(DATA LISTING)
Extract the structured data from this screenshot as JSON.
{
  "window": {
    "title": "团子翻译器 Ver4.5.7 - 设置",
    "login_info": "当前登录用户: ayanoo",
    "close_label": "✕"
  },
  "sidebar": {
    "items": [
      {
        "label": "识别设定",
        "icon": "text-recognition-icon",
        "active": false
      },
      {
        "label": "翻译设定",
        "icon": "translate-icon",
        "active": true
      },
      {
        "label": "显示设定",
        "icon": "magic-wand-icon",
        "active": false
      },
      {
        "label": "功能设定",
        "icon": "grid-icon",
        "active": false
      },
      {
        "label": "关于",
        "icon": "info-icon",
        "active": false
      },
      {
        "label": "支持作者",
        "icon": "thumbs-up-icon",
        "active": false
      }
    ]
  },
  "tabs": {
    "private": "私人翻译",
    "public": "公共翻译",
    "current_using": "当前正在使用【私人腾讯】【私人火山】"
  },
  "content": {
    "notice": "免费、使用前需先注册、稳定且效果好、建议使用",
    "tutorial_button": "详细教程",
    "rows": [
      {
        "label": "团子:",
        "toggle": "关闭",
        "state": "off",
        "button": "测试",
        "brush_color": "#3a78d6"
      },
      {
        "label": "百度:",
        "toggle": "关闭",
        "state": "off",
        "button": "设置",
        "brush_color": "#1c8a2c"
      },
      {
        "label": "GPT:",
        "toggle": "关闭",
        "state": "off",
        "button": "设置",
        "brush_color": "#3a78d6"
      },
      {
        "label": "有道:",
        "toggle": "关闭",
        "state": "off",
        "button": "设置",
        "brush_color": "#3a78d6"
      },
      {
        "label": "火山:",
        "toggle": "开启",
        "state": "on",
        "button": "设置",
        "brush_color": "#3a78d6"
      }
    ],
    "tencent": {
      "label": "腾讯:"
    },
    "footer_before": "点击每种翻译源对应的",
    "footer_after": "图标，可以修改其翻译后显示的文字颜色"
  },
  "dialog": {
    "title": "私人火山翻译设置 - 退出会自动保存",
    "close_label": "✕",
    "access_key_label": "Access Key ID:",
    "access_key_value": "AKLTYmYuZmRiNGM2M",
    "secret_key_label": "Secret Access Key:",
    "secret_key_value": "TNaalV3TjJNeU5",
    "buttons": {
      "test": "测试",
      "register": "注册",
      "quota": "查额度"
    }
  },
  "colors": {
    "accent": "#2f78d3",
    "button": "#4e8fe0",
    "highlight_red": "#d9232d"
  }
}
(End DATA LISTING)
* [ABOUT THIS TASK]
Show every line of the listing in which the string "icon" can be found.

* [OUTPUT FOR THIS EXERCISE]
        "icon": "text-recognition-icon",
        "icon": "translate-icon",
        "icon": "magic-wand-icon",
        "icon": "grid-icon",
        "icon": "info-icon",
        "icon": "thumbs-up-icon",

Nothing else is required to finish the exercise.